- D. L. Labovitz, W. Allen Hauser, and R. L. Sacco, “Prevalence and predictors of early seizure and status epilepticus after first stroke,” Neurology, vol. 57, no. 2, pp. 200–206, 2001.
- S. R. Gupta, M. H. Naheedy, D. Elias, and F. A. Rubino, “Postinfarction seizures.

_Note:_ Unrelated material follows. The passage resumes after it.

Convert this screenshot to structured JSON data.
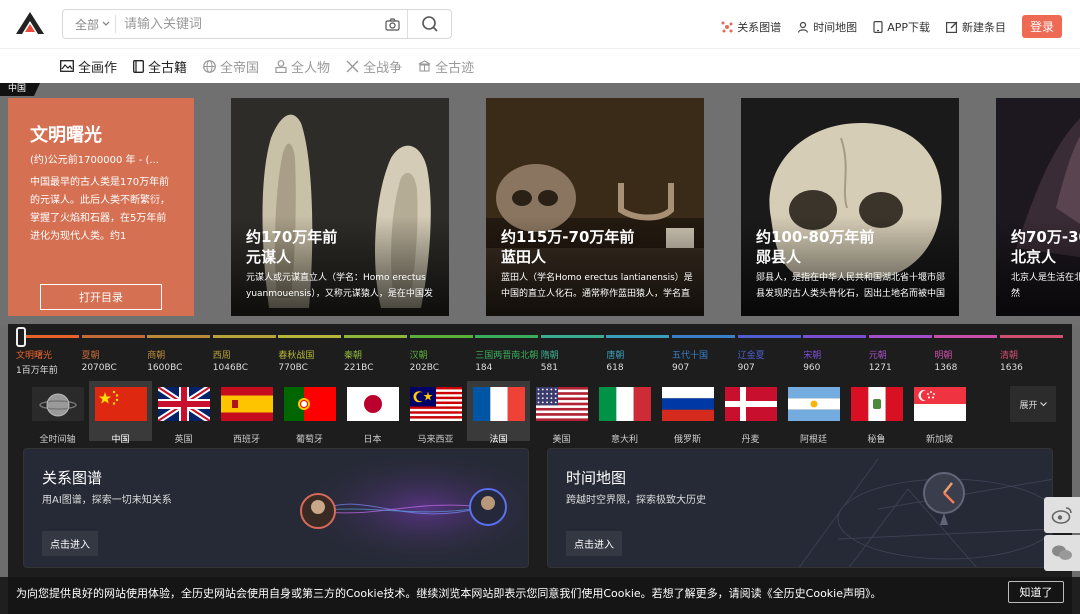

A clinical study,” Stroke, vol. 19, no. 12, pp. 1477–1481, 1988.
- A. Arboix, E. Comes, L. García-Eroles, J. B. Massons, M. Oliveres, and M. Balcells, “Prognostic value of very early seizures for in-hospital mortality in atherothrombotic infarction,” European Neurology, vol. 50, no. 2, pp. 78–84, 2003.
- T.-M. Yang, W.-C. Lin, W.-N. Chang et al., “Predictors and outcome of seizures after spontaneous intracerebral hemorrhage: clinical article,” Journal of Neurosurgery, vol. 111, no. 1, pp. 87–93, 2009.
- M. E. Lancman, A. Golimstok, J. Norscini, R. Granillo, P. Genton, and C. G. Lipinski, “Risk factors for developing seizures after a stroke,” Epilepsia, vol. 34, no. 1, pp. 141–143, 1993.
- A. R. Berger, R. B. Lipton, M. L. Lesser, G. Lantos, and R. K. Portenoy, “Early seizures following intracerebral hemorrhage: implications for therapy,” Neurology, vol. 38, no. 9, pp. 1363–1365, 1988.
- L. A. Weisberg, M. Shamsnia, and D. Elliott, “Seizures caused by nontraumatic parenchymal brain hemorrhages,” Neurology, vol. 41, no. 8, pp. 1197–1199, 1991.
- S. Passero, R. Rocchi, S. Rossi, M. Ulivelli, and G. Vatti, “Seizures after spontaneous supratentorial intracerebral hemorrhage,” Epilepsia, vol. 43, no. 10, pp. 1175–1180, 2002.
- D. Hasan, R. S. M. Schonck, C. J. J. Avezaat, H. L. J. Tanghe, J. van Gijn, and P. J. M. van der Lugt, “Epileptic seizures after subarachnoid hemorrhage,” Annals of Neurology, vol. 33, no. 3, pp. 286–291, 1993.